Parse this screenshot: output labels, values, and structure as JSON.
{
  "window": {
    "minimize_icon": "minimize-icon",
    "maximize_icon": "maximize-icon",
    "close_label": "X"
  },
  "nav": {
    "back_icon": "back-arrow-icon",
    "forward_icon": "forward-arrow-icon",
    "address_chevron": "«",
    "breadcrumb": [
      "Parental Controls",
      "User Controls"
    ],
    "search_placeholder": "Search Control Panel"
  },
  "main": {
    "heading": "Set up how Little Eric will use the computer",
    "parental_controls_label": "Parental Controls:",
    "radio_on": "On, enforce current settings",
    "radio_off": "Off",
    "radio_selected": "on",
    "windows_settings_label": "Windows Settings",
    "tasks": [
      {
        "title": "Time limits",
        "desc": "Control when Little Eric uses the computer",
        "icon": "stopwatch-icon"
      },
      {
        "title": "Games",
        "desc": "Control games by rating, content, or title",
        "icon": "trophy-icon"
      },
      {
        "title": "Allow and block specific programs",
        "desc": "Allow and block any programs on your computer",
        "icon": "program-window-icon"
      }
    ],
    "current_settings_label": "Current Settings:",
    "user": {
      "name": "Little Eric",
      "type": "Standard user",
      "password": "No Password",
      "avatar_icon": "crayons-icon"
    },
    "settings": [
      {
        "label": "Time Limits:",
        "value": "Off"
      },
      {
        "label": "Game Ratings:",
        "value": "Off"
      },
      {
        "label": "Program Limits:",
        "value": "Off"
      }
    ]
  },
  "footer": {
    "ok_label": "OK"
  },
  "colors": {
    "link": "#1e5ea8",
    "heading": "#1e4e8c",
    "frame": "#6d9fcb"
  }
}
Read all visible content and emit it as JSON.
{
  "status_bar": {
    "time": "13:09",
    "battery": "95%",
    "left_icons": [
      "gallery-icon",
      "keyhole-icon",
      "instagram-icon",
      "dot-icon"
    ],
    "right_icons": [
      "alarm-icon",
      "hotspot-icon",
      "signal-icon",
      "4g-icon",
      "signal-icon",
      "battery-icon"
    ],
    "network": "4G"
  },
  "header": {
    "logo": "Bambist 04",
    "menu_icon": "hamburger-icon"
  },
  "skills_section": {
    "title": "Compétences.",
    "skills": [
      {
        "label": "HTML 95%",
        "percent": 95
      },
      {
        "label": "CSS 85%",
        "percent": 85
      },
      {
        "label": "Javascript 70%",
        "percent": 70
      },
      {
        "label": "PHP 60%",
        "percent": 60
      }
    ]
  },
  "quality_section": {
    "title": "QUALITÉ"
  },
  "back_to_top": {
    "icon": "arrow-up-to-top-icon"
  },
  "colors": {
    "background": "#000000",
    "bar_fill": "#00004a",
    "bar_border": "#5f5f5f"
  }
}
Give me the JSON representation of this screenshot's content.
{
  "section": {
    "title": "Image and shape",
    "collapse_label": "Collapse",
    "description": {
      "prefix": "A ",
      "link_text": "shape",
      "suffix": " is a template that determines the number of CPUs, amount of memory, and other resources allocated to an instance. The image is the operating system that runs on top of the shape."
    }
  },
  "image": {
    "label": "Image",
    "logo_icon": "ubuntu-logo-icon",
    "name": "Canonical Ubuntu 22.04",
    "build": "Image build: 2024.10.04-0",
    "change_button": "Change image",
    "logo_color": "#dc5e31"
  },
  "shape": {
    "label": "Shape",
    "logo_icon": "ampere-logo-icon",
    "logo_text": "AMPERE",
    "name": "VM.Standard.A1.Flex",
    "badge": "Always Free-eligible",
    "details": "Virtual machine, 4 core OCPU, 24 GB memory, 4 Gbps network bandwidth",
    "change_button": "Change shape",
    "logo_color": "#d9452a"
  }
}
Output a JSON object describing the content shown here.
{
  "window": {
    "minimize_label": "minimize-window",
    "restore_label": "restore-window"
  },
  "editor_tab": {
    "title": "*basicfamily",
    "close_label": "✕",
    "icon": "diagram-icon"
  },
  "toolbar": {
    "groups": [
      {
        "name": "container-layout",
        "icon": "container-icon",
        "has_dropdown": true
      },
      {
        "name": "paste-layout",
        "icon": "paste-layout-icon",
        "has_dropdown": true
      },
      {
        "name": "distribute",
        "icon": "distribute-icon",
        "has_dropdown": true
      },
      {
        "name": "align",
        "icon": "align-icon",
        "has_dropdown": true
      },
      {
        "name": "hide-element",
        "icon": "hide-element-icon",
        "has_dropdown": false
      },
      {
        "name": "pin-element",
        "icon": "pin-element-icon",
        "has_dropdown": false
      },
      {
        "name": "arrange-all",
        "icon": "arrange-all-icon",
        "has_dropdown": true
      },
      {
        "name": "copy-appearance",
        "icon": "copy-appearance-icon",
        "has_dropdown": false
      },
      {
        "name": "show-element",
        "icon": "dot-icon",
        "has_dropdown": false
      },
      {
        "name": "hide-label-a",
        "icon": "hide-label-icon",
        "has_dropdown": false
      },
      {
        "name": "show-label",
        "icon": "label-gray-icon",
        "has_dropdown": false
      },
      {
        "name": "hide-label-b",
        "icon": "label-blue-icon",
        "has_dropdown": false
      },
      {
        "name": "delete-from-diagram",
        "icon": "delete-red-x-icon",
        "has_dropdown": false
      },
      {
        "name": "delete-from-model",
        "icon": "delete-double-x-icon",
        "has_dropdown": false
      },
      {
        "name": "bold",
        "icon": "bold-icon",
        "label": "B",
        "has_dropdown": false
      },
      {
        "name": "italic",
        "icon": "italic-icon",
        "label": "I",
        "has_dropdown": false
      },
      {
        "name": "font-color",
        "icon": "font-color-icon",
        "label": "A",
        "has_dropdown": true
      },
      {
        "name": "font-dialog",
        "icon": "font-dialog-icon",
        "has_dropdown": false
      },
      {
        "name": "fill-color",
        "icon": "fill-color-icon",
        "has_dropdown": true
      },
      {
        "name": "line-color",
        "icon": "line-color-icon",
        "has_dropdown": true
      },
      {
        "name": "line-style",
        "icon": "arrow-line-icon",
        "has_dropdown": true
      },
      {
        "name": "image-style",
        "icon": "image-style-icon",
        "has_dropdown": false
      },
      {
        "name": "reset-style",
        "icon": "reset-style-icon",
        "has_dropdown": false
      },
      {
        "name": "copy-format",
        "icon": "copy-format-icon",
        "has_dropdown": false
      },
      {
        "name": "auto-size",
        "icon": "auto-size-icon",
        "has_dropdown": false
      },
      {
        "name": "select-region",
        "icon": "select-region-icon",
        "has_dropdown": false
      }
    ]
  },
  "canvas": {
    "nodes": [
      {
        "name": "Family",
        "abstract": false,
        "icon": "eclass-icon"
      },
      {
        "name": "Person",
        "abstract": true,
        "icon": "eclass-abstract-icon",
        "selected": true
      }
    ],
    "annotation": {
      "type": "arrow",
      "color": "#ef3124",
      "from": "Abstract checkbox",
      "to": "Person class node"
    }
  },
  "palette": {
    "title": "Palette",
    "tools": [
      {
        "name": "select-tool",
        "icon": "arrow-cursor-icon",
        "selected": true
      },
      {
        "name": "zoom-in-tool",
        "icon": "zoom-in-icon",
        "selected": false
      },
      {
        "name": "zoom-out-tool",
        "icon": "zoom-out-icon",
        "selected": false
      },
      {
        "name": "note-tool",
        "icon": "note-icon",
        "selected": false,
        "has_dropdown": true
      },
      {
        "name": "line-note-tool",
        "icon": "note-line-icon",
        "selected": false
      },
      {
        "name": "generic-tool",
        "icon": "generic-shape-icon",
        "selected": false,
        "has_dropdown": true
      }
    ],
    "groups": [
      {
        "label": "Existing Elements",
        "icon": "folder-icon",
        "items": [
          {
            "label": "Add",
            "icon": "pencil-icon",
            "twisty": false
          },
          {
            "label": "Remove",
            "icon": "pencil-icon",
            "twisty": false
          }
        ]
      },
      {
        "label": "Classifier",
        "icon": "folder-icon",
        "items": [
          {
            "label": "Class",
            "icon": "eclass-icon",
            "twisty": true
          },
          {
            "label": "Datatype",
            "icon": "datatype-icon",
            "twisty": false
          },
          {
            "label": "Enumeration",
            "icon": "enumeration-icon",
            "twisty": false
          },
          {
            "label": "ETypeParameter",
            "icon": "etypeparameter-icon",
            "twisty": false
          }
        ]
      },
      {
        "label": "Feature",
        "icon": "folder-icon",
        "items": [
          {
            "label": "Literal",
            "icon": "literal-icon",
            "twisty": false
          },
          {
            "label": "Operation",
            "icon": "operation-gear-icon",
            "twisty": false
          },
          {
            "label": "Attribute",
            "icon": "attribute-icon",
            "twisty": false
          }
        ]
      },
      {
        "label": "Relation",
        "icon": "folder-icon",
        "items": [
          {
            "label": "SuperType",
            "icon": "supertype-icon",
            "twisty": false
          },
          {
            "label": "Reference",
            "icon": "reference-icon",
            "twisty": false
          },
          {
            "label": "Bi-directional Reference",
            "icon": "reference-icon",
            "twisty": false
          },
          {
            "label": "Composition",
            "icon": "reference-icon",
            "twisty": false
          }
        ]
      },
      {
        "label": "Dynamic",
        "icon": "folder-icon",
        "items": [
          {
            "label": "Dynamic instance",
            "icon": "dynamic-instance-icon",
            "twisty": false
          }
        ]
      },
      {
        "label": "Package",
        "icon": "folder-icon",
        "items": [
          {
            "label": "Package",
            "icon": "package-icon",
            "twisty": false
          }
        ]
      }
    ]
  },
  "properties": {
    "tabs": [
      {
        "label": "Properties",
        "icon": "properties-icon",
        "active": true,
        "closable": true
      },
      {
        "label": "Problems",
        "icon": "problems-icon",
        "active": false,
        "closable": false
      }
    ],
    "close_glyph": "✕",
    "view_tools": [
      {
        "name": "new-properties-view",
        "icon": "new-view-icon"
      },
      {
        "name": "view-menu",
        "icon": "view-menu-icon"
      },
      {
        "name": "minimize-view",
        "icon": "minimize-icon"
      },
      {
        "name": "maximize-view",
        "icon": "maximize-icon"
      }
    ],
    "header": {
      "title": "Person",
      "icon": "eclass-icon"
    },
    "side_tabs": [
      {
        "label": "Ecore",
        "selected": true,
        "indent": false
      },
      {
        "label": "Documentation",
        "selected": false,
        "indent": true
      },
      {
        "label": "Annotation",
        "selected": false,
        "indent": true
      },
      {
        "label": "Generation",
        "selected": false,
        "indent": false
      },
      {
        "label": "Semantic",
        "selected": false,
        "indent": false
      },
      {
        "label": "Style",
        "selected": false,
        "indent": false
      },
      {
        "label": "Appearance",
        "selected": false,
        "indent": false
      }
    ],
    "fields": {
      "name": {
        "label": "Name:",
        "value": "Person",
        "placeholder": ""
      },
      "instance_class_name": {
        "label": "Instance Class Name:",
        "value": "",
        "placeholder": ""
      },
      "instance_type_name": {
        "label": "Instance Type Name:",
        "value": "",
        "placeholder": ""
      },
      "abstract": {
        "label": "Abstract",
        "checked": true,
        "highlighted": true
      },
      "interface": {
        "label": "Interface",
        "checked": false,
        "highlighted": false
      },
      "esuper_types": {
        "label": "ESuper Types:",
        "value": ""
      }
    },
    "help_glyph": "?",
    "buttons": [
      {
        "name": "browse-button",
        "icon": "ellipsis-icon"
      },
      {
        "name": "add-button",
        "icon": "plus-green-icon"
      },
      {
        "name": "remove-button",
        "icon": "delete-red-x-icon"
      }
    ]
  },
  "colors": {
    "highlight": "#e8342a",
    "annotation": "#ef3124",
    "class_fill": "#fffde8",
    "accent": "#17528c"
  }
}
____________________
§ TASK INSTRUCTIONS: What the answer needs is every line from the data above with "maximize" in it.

§ SOLUTION TO THIS PROBLEM:
    "maximize_icon": "maximize-icon",
        "name": "maximize-view",
        "icon": "maximize-icon"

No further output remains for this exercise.